Oh, how I love the Flavia de Luce series. They're a little unbelievable, very funny, and very "stiff upper lip" British.
Flavia (young, precocious, poison-enthusiast) has her fortune told by a gypsy at the fair. In talking with the woman more, she discovers this gypsy had, years ago, been cast out of the area by Flavia's own father. What is more, this woman was accused of kidnapping a baby all those years ago. When the gypsy woman is found bludgeoned almost to death, Flavia knows she must help solve the mystery.
This series is a lot of fun. I spent a lot of time just writing down quotes I liked from it. I highly recommend this book for any fan of the mystery genre, science, or fun in general ;)
LibraryCin said: 3.5 stars
In the third book of the Flavia de Luce series, a gypsy woman is hit over the head and almost killed, and a little later, a man is murdered, and found by Flavia and her new friend, the gypsy's granddaughter, Porcelain.

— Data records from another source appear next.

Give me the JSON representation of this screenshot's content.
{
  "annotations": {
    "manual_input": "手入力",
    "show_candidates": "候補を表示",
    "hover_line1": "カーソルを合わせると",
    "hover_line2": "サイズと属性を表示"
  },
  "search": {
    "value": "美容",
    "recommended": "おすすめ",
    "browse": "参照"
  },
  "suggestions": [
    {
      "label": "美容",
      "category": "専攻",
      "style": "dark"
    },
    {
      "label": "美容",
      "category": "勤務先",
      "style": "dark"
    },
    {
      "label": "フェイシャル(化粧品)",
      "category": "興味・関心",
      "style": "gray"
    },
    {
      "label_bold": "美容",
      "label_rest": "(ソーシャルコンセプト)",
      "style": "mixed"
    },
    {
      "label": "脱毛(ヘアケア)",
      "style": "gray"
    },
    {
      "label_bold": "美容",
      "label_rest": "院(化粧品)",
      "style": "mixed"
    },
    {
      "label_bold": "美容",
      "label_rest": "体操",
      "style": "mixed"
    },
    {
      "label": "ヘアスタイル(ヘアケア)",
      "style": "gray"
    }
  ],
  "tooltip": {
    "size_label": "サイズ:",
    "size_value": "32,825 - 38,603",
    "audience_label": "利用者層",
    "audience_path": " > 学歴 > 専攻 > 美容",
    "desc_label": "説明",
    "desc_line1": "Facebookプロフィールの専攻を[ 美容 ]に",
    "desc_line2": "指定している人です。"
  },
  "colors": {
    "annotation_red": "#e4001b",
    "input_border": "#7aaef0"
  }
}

I think the novelty is wearing off a little bit. I still like Flavia's character and Jayne Entwistle is still perfect as Flavia, but the stories are still leaving something to be desired. I'm still rating it good, but that rating continues to be for Flavia herself and Jayne as Flavia. I hear the books get better, so I will continue on, and enjoy Jayne as Flavia for a while yet.”